Business Today: the best news, analysis and comment from The Irish Times business desk
Analysts say AIB needs to find an additional €200 million in savings to reach 2022 profit targets. Photograph: Tom Honan
A multibillion-euro stimulus fund to bolster the economy from the fallout of both Covid-19 and Brexit is to be one of the key planks of the Government’s budget on Tuesday. Business aid, hospitality VAT of 9 per cent and PUP changes are among the measures expected
AIB, which unveiled plans earlier this year to cut 1,500 jobs by 2020, is carrying out a fresh examination of costs as the Covid-19 economic crisis is set to weigh on bank incomes for the foreseeable future. Chief executive Colin Hunt is also expected to look at office space in Dublin, as remote working will remain a feature of the modern workplace after the pandemic. Joe Brennan reports.
The Construction Industry Federation is calling on the Government to classify construction workers as “essential”, so sites don’t have to close if Level 4 restrictions are introduced. A letter sent by the group to the Taoiseach and Tánaiste last week cites evidence of low numbers of cases on construction sites in support of its cause, writes Cliff Taylor. Meanwhile, construction activity has begun to stabilise having spent the summer recovering from the Covid-19 economic lockdown earlier in the year, according to the latest construction purchasing managers’ index (PMI)from Ulster Bank.

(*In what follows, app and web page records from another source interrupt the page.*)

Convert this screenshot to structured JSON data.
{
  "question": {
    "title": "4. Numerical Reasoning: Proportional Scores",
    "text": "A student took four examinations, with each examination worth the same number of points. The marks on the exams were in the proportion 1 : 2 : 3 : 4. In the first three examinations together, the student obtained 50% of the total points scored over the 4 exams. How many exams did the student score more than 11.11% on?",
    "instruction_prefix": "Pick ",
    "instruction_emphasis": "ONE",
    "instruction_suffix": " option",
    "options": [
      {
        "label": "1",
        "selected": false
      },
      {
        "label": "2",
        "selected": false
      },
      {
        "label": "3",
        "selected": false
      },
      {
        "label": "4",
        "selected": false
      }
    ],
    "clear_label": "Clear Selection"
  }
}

In good news for theadvertising industry, Irish marketers are “bullish” about fourth quarter, with brands ramping up advertising activity in the expectation that consumers will seek “to bring a bit of joy into their lives” as Christmas nears. Laura Slattery reports.

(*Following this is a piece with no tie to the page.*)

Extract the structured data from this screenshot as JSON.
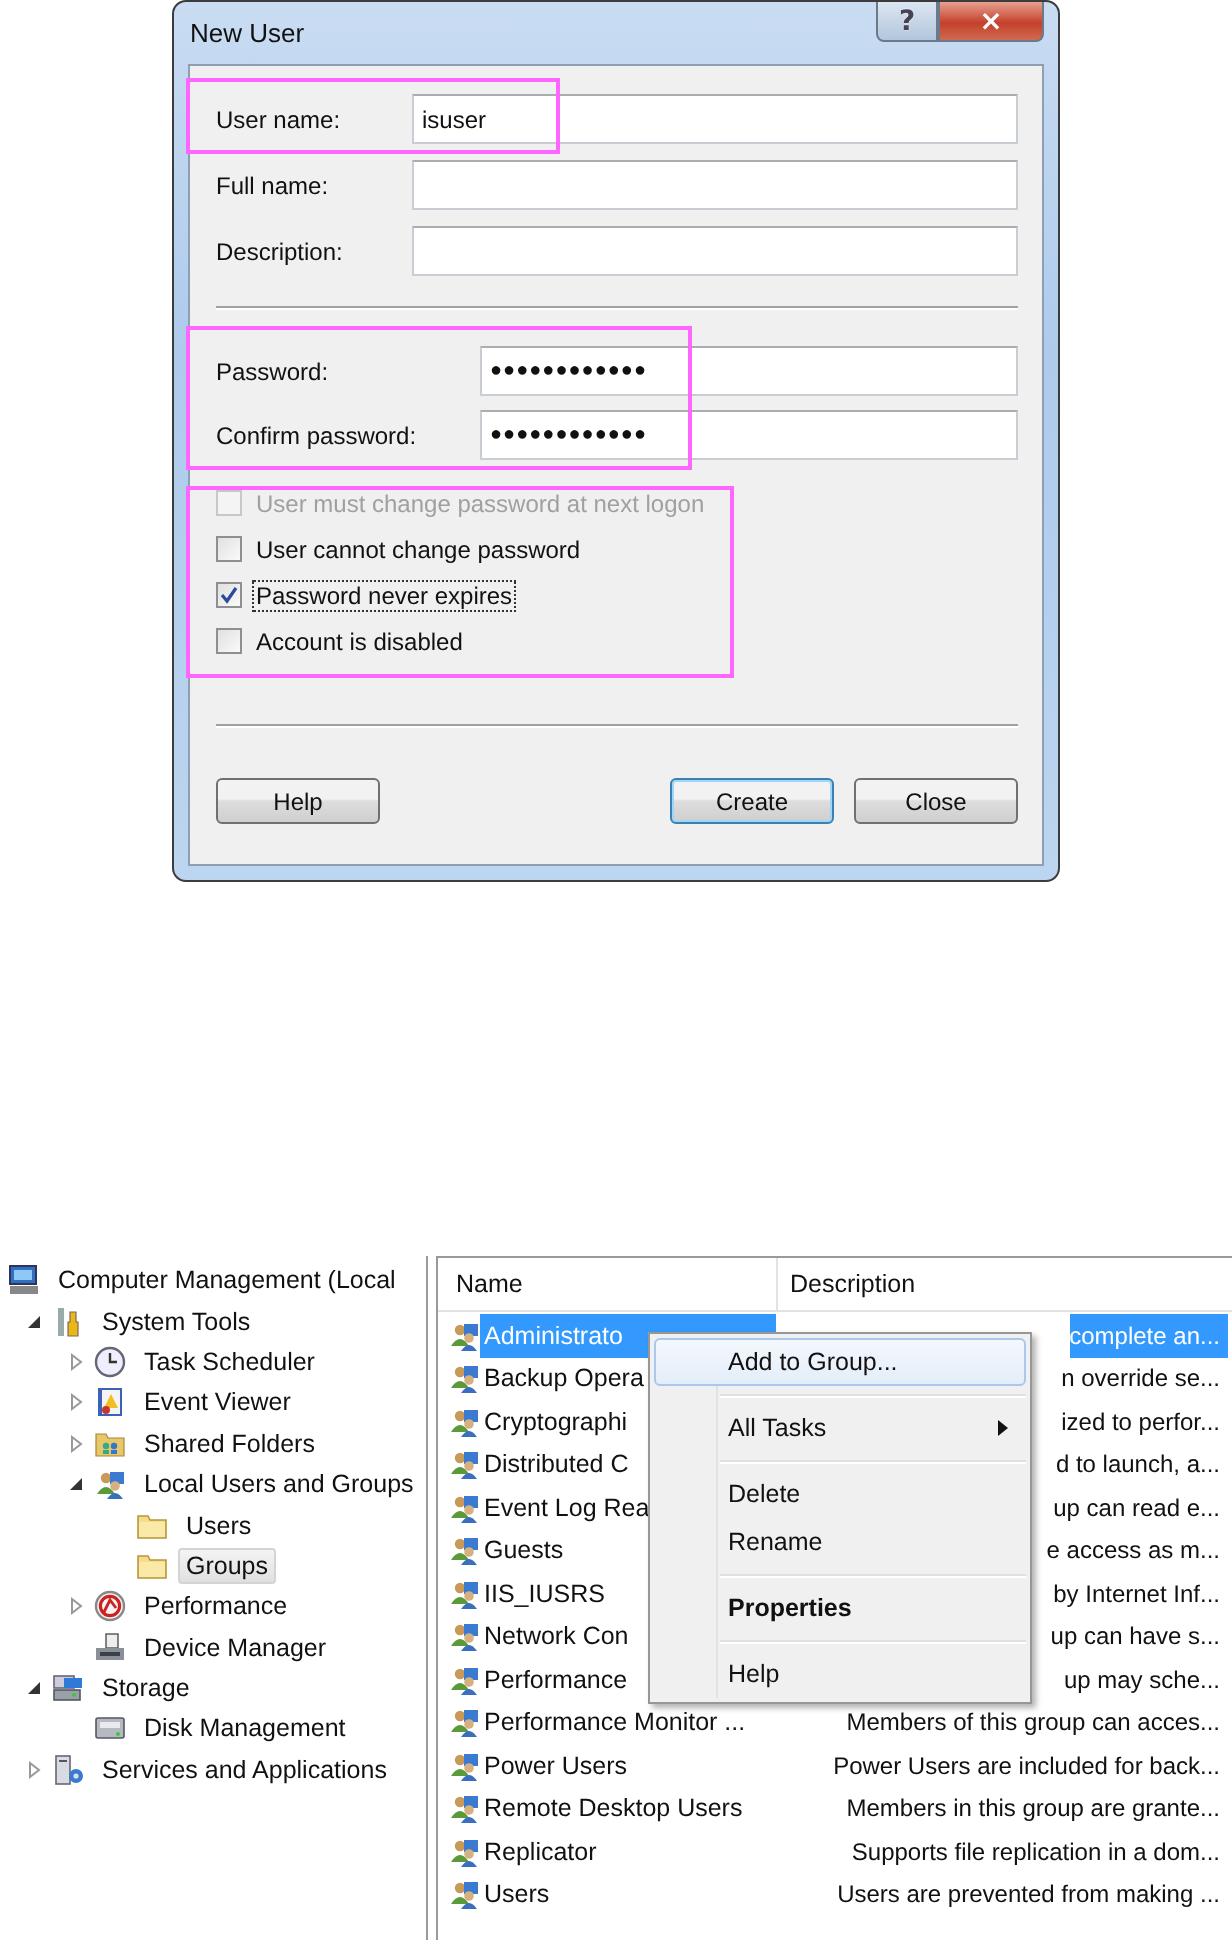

One in three publicans in Ireland see permanent closure as a possibility for their business, according to new research from the Drinks Industry Group of Ireland. A survey of more than 1,000 of their members found one-fifth of pubs were paying out up to €2,000 a week to sustain their business while generating no revenue during lockdown.
After a hiaitus due to Covid-19, the multi-million euro Central Bank-ordered inquiry into the now-defunct Irish Nationwide Building Society is set to start final-phase hearings in the coming months, but evidence dealing with “confidential borrower information” will be heard in private session, writes Joe Brennan.
In his weekly column, Chris Johns asks us to imagine the bailout that would be granted if the Covid crisis had hit lawyers, bankers, accountants and politicians instead of low-paid hospitality workers, and argues that now is the time to ramp up support for those who need it most.
Some people may find some joy in virtual online meetings, but for Pilita Clark, nothing can replace the joviality of jokes flying around a real office.
With budget day now on our doorstep, you can keep up to date with all our latest coverage on irishtimes.com/budget.